**Work instructions**
Output the full listing below, keeping each line exact.
Exercise data section start
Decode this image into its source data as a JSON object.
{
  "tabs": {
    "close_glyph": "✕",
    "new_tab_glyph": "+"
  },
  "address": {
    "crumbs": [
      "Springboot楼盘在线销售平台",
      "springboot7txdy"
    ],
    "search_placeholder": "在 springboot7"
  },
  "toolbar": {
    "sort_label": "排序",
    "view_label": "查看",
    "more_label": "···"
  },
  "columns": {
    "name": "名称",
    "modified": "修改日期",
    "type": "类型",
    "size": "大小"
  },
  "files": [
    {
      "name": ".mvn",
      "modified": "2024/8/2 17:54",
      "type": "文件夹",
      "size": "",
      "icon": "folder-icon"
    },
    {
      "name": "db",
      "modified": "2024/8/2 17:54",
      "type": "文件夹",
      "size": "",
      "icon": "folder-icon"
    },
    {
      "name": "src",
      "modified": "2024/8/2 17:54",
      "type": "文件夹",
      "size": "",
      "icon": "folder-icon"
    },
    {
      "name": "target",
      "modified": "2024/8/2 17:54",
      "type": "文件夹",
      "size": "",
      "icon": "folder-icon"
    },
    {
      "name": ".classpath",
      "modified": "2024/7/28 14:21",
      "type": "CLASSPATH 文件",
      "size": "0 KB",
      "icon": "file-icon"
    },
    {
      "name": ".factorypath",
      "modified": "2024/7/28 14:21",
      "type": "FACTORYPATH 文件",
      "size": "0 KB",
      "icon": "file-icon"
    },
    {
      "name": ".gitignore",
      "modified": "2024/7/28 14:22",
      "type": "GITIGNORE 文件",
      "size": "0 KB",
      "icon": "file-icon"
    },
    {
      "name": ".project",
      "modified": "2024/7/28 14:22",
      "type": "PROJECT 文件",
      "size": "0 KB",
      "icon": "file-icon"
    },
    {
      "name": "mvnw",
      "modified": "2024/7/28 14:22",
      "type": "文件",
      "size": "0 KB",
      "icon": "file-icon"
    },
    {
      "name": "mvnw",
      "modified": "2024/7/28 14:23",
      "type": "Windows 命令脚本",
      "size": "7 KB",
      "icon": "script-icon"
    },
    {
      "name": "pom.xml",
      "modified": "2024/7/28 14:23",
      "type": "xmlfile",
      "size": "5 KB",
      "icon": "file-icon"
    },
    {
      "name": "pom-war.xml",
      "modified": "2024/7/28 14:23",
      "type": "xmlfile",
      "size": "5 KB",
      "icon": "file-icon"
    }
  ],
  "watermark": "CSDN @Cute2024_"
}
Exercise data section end
**Response for this exercise**
Decode this image into its source data as a JSON object.
{
  "tabs": {
    "close_glyph": "✕",
    "new_tab_glyph": "+"
  },
  "address": {
    "crumbs": [
      "Springboot楼盘在线销售平台",
      "springboot7txdy"
    ],
    "search_placeholder": "在 springboot7"
  },
  "toolbar": {
    "sort_label": "排序",
    "view_label": "查看",
    "more_label": "···"
  },
  "columns": {
    "name": "名称",
    "modified": "修改日期",
    "type": "类型",
    "size": "大小"
  },
  "files": [
    {
      "name": ".mvn",
      "modified": "2024/8/2 17:54",
      "type": "文件夹",
      "size": "",
      "icon": "folder-icon"
    },
    {
      "name": "db",
      "modified": "2024/8/2 17:54",
      "type": "文件夹",
      "size": "",
      "icon": "folder-icon"
    },
    {
      "name": "src",
      "modified": "2024/8/2 17:54",
      "type": "文件夹",
      "size": "",
      "icon": "folder-icon"
    },
    {
      "name": "target",
      "modified": "2024/8/2 17:54",
      "type": "文件夹",
      "size": "",
      "icon": "folder-icon"
    },
    {
      "name": ".classpath",
      "modified": "2024/7/28 14:21",
      "type": "CLASSPATH 文件",
      "size": "0 KB",
      "icon": "file-icon"
    },
    {
      "name": ".factorypath",
      "modified": "2024/7/28 14:21",
      "type": "FACTORYPATH 文件",
      "size": "0 KB",
      "icon": "file-icon"
    },
    {
      "name": ".gitignore",
      "modified": "2024/7/28 14:22",
      "type": "GITIGNORE 文件",
      "size": "0 KB",
      "icon": "file-icon"
    },
    {
      "name": ".project",
      "modified": "2024/7/28 14:22",
      "type": "PROJECT 文件",
      "size": "0 KB",
      "icon": "file-icon"
    },
    {
      "name": "mvnw",
      "modified": "2024/7/28 14:22",
      "type": "文件",
      "size": "0 KB",
      "icon": "file-icon"
    },
    {
      "name": "mvnw",
      "modified": "2024/7/28 14:23",
      "type": "Windows 命令脚本",
      "size": "7 KB",
      "icon": "script-icon"
    },
    {
      "name": "pom.xml",
      "modified": "2024/7/28 14:23",
      "type": "xmlfile",
      "size": "5 KB",
      "icon": "file-icon"
    },
    {
      "name": "pom-war.xml",
      "modified": "2024/7/28 14:23",
      "type": "xmlfile",
      "size": "5 KB",
      "icon": "file-icon"
    }
  ],
  "watermark": "CSDN @Cute2024_"
}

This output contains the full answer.